News Roundup: Early Voting Will Resume At Texas State University

Our daily look at Texas headlines.

By Becky FogelOctober 29, 2018 1:24 pm

The Standard’s news roundup gives you a quick hit of interesting, sometimes irreverent, and breaking news stories from all over the state.

Central Texas officials have agreed to reopen an early voting site on a San Marcos college campus after voting rights advocates threatened a lawsuit.

As Texas Public Radio reported, Hays County Commissioners voted Friday to reopen the polling site at Texas State University. It was operating during the first three days of the early voting period, which began last Monday, Oct. 22.

After the polling location closed down as planned last Wednesday, the Texas Civil Rights Project sent a demand letter Thursday to Hays County Commissioners on behalf of MOVE Texas and the League of Women Voters. MOVE Texas Executive Director Drew Galloway says they were surprised the commissioners agreed to their requests.

“Not only did we get the early voting site extension that we asked for at Texas State, they also added two other polling places for early voting in the county, and they also added an Election Day polling place at Texas State as well,” Galloway says.

The polling location on campus will reopen this Thursday, Nov. 1, due to a five-day notice requirement.
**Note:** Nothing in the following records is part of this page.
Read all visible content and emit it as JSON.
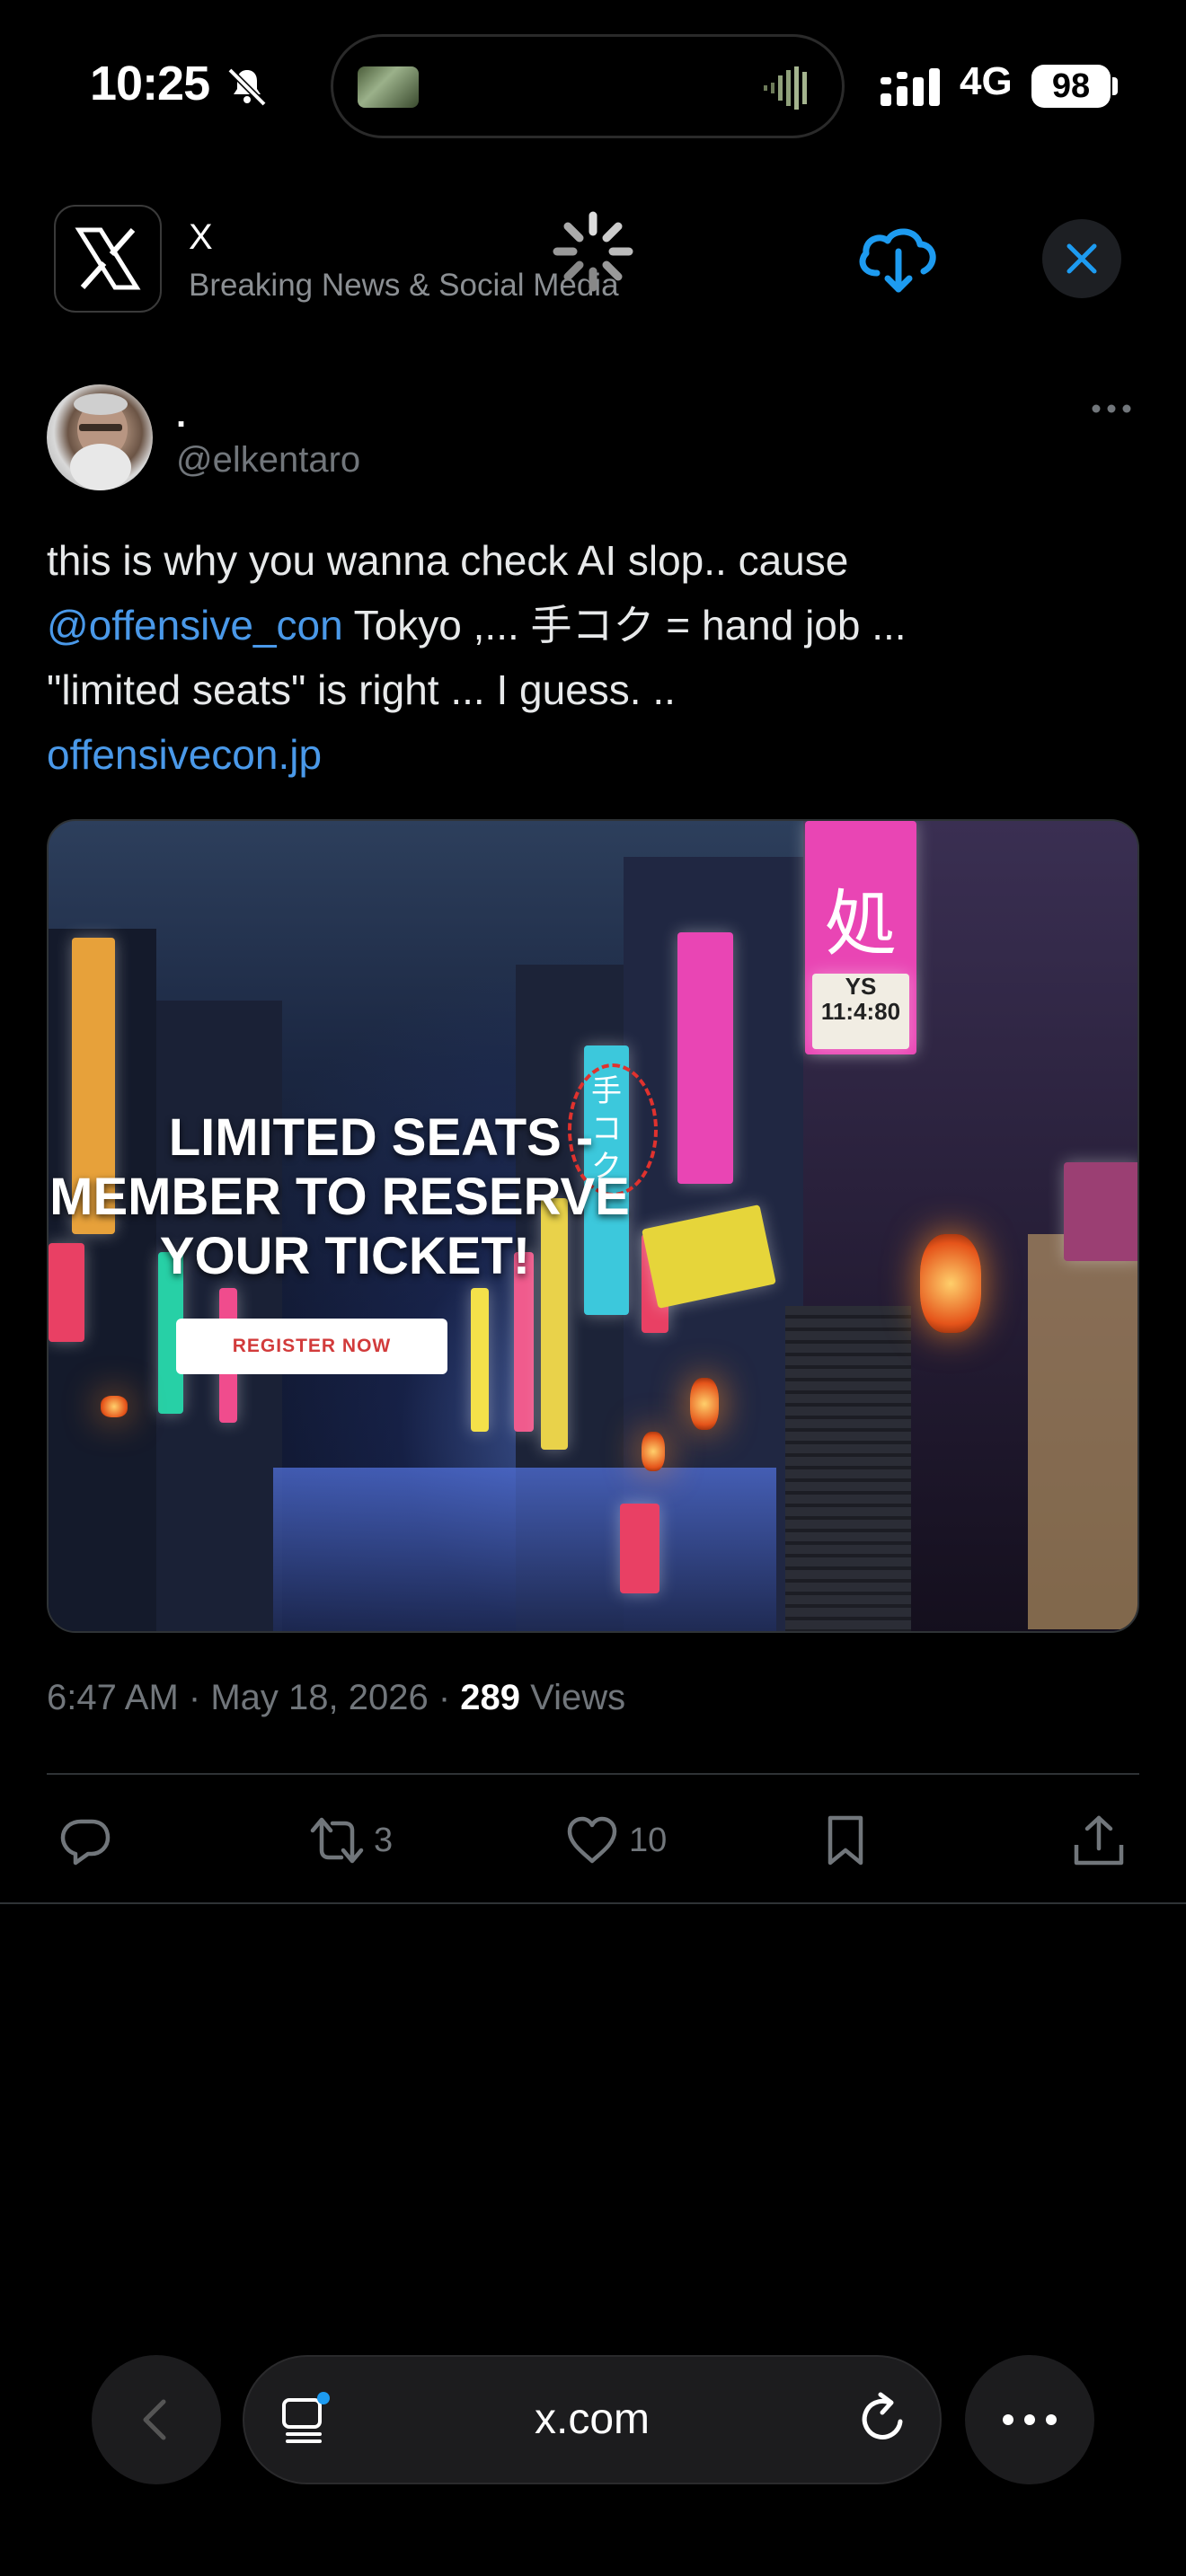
{
  "status_bar": {
    "time": "10:25",
    "network": "4G",
    "battery": "98"
  },
  "app_banner": {
    "app_name": "X",
    "app_subtitle": "Breaking News & Social Media"
  },
  "tweet": {
    "display_name": ".",
    "handle": "@elkentaro",
    "text_line1": "this is why you wanna check AI slop.. cause",
    "mention": "@offensive_con",
    "text_line2_rest": " Tokyo ,... 手コク = hand job ...",
    "text_line3": "\"limited seats\" is right ... I guess.  ..",
    "link": "offensivecon.jp",
    "image": {
      "overlay_line1": "LIMITED SEATS -",
      "overlay_line2": "MEMBER TO RESERVE",
      "overlay_line3": "YOUR TICKET!",
      "button_label": "REGISTER NOW",
      "sign_kanji": "手コク",
      "sign_right_top": "処",
      "sign_right_clock": "11:4:80",
      "sign_ys": "YS"
    },
    "time": "6:47 AM",
    "date": "May 18, 2026",
    "views_count": "289",
    "views_label": "Views",
    "retweets": "3",
    "likes": "10"
  },
  "browser": {
    "url": "x.com"
  },
  "colors": {
    "accent": "#1d9bf0",
    "link": "#4a99e9",
    "background": "#000000"
  }
}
In the meantime, a shuttle is being provided for students to vote at other sites in the county.

Throughout Texas, early voting runs through Friday, Nov. 2, and Election Day is Tuesday, Nov. 6.

The family of a 26-year-old black man who was shot and killed in his own apartment by a white, former Dallas police officer has filed a federal lawsuit.
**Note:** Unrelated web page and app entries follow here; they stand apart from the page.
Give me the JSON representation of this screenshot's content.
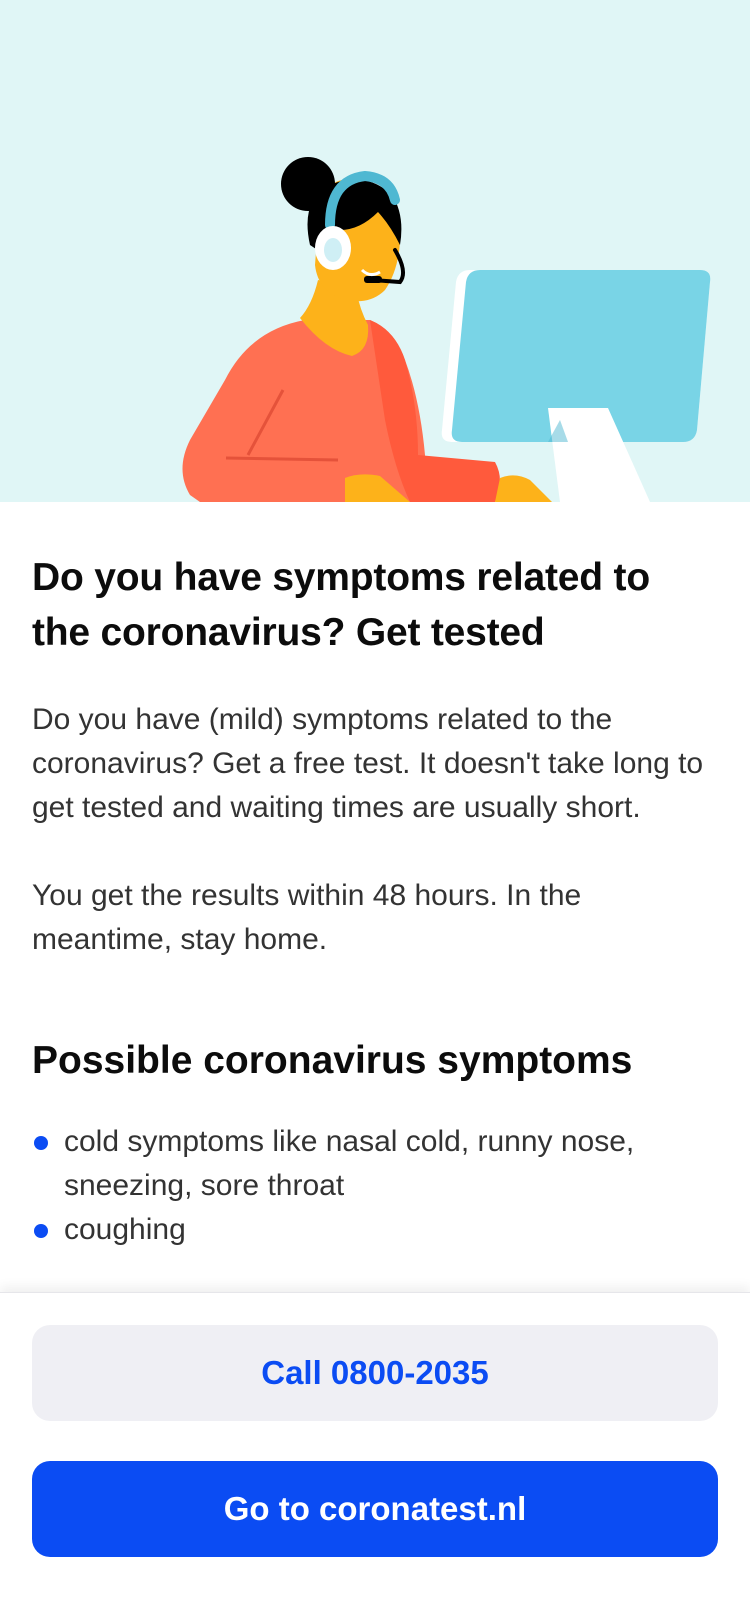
{
  "content": {
    "title": "Do you have symptoms related to the coronavirus? Get tested",
    "paragraph1": "Do you have (mild) symptoms related to the coronavirus? Get a free test. It doesn't take long to get tested and waiting times are usually short.",
    "paragraph2": "You get the results within 48 hours. In the meantime, stay home.",
    "symptoms_heading": "Possible coronavirus symptoms",
    "symptoms": [
      "cold symptoms like nasal cold, runny nose, sneezing, sore throat",
      "coughing"
    ]
  },
  "actions": {
    "call_label": "Call 0800-2035",
    "website_label": "Go to coronatest.nl"
  },
  "colors": {
    "accent": "#0b4cf3",
    "hero_background": "#e0f6f6",
    "secondary_button": "#efeff4"
  },
  "illustration": {
    "name": "call-center-agent-illustration"
  }
}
The lawsuit filed Friday says Amber Guyger used excessive force when she gunned down Botham Jean, a St. Lucia native, in early September. Guyger had said she mistook his apartment for her own and thought she’d encountered an intruder. That’s a claim attorneys for Jean’s family have disputed.

Guyger and the city of Dallas are named as defendants in the suit. The lawsuit contends the Dallas Police department did not adequately train Guyger, who had ended her shift prior to the shooting.
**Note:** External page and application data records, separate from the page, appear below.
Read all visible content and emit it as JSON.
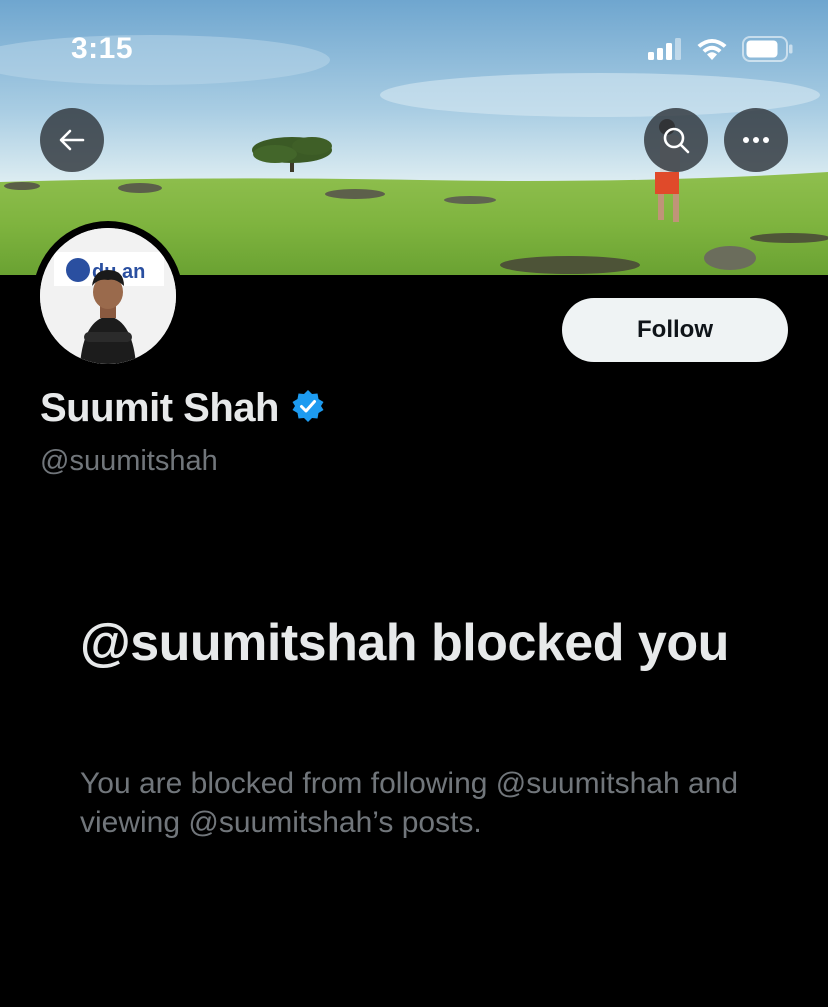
{
  "status_bar": {
    "time": "3:15",
    "icons": [
      "signal-icon",
      "wifi-icon",
      "battery-icon"
    ]
  },
  "header": {
    "back_icon": "arrow-left-icon",
    "search_icon": "search-icon",
    "more_icon": "more-horizontal-icon"
  },
  "profile": {
    "display_name": "Suumit Shah",
    "handle": "@suumitshah",
    "verified": true,
    "verified_color": "#1d9bf0",
    "avatar_logo_text": "du  an",
    "follow_label": "Follow"
  },
  "blocked": {
    "title": "@suumitshah blocked you",
    "description": "You are blocked from following @suumitshah and viewing @suumitshah’s posts."
  },
  "colors": {
    "background": "#000000",
    "primary_text": "#e7e9ea",
    "secondary_text": "#71767b",
    "follow_button_bg": "#eff3f4"
  }
}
Attorney Lee Merritt represents the Jean family. He spoke with KERA last week before the lawsuit was filed, and says Jean’s family wants to see systemic change.

“And so, to see his life cut so short, the family is thinking that much, much more should come from this than a settlement some day, or some sort of financial compensation. And what something more looks like: policy changes in the way officers are trained, not only in the city of Dallas but throughout the country,” Merritt said.

Attorneys for the city of Dallas and Guyger have declined to comment on the lawsuit.

San Antonio Spurs head coach Gregg Popovich reached a career milestone this past weekend. It came after DeMar DeRozan nearly achieved a triple-double, and helped the Spurs beat the Los Angeles Lakers Saturday.

With the Spurs’ 110-106 win over L.A., Popovich became the first NBA coach ever to reach 1,200 regular-season career wins with a single team.

The only other coach with a similar achievement is former Utah Jazz head coach Jerry Sloan. Sloan has a combined 1,223 regular-season and playoff victories during 23 seasons with the Jazz. Both Popovich and Sloan rank among the NBA coaches with the most coaching victories ever.